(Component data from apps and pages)
::::
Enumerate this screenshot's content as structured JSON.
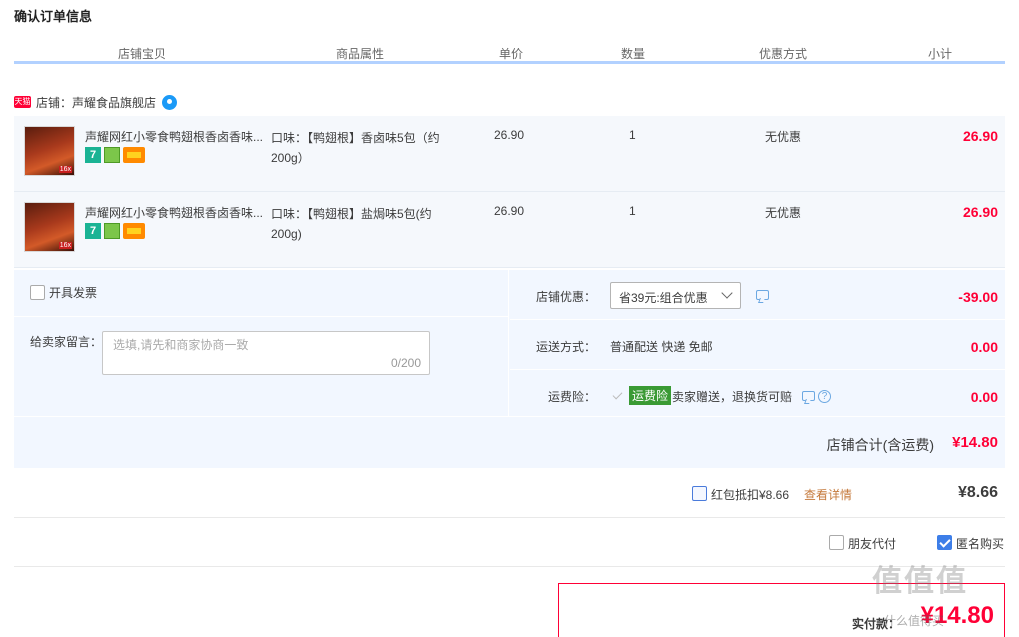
{
  "page": {
    "title": "确认订单信息"
  },
  "columns": [
    "店铺宝贝",
    "商品属性",
    "单价",
    "数量",
    "优惠方式",
    "小计"
  ],
  "shop": {
    "badge": "天猫",
    "label": "店铺：声耀食品旗舰店"
  },
  "items": [
    {
      "title": "声耀网红小零食鸭翅根香卤香味...",
      "attr": "口味：【鸭翅根】香卤味5包（约200g）",
      "price": "26.90",
      "qty": "1",
      "promo": "无优惠",
      "subtotal": "26.90"
    },
    {
      "title": "声耀网红小零食鸭翅根香卤香味...",
      "attr": "口味：【鸭翅根】盐焗味5包(约200g)",
      "price": "26.90",
      "qty": "1",
      "promo": "无优惠",
      "subtotal": "26.90"
    }
  ],
  "invoice": {
    "label": "开具发票"
  },
  "message": {
    "label": "给卖家留言：",
    "placeholder": "选填,请先和商家协商一致",
    "count": "0/200"
  },
  "shop_discount": {
    "label": "店铺优惠：",
    "selected": "省39元:组合优惠",
    "amount": "-39.00"
  },
  "shipping": {
    "label": "运送方式：",
    "value": "普通配送 快递 免邮",
    "amount": "0.00"
  },
  "insurance": {
    "label": "运费险：",
    "tag": "运费险",
    "text": "卖家赠送，退换货可赔",
    "help": "?",
    "amount": "0.00"
  },
  "shop_total": {
    "label": "店铺合计(含运费)",
    "amount": "¥14.80"
  },
  "red_packet": {
    "label": "红包抵扣¥8.66",
    "link": "查看详情",
    "amount": "¥8.66"
  },
  "options": {
    "friend_pay": "朋友代付",
    "anonymous": "匿名购买",
    "anonymous_checked": true
  },
  "payment": {
    "label": "实付款：",
    "amount": "¥14.80"
  },
  "watermark": {
    "logo": "值值值",
    "site": "什么值得买"
  },
  "colors": {
    "accent_red": "#ff0036",
    "panel_bg": "#f2f7ff",
    "header_line": "#b2d1ff",
    "insurance_green": "#3a9a34",
    "checkbox_blue": "#3d7ee8"
  }
}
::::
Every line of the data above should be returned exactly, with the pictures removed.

Enumerate this screenshot's content as structured JSON.
{
  "page": {
    "title": "确认订单信息"
  },
  "columns": [
    "店铺宝贝",
    "商品属性",
    "单价",
    "数量",
    "优惠方式",
    "小计"
  ],
  "shop": {
    "badge": "天猫",
    "label": "店铺：声耀食品旗舰店"
  },
  "items": [
    {
      "title": "声耀网红小零食鸭翅根香卤香味...",
      "attr": "口味：【鸭翅根】香卤味5包（约200g）",
      "price": "26.90",
      "qty": "1",
      "promo": "无优惠",
      "subtotal": "26.90"
    },
    {
      "title": "声耀网红小零食鸭翅根香卤香味...",
      "attr": "口味：【鸭翅根】盐焗味5包(约200g)",
      "price": "26.90",
      "qty": "1",
      "promo": "无优惠",
      "subtotal": "26.90"
    }
  ],
  "invoice": {
    "label": "开具发票"
  },
  "message": {
    "label": "给卖家留言：",
    "placeholder": "选填,请先和商家协商一致",
    "count": "0/200"
  },
  "shop_discount": {
    "label": "店铺优惠：",
    "selected": "省39元:组合优惠",
    "amount": "-39.00"
  },
  "shipping": {
    "label": "运送方式：",
    "value": "普通配送 快递 免邮",
    "amount": "0.00"
  },
  "insurance": {
    "label": "运费险：",
    "tag": "运费险",
    "text": "卖家赠送，退换货可赔",
    "help": "?",
    "amount": "0.00"
  },
  "shop_total": {
    "label": "店铺合计(含运费)",
    "amount": "¥14.80"
  },
  "red_packet": {
    "label": "红包抵扣¥8.66",
    "link": "查看详情",
    "amount": "¥8.66"
  },
  "options": {
    "friend_pay": "朋友代付",
    "anonymous": "匿名购买",
    "anonymous_checked": true
  },
  "payment": {
    "label": "实付款：",
    "amount": "¥14.80"
  },
  "watermark": {
    "logo": "值值值",
    "site": "什么值得买"
  },
  "colors": {
    "accent_red": "#ff0036",
    "panel_bg": "#f2f7ff",
    "header_line": "#b2d1ff",
    "insurance_green": "#3a9a34",
    "checkbox_blue": "#3d7ee8"
  }
}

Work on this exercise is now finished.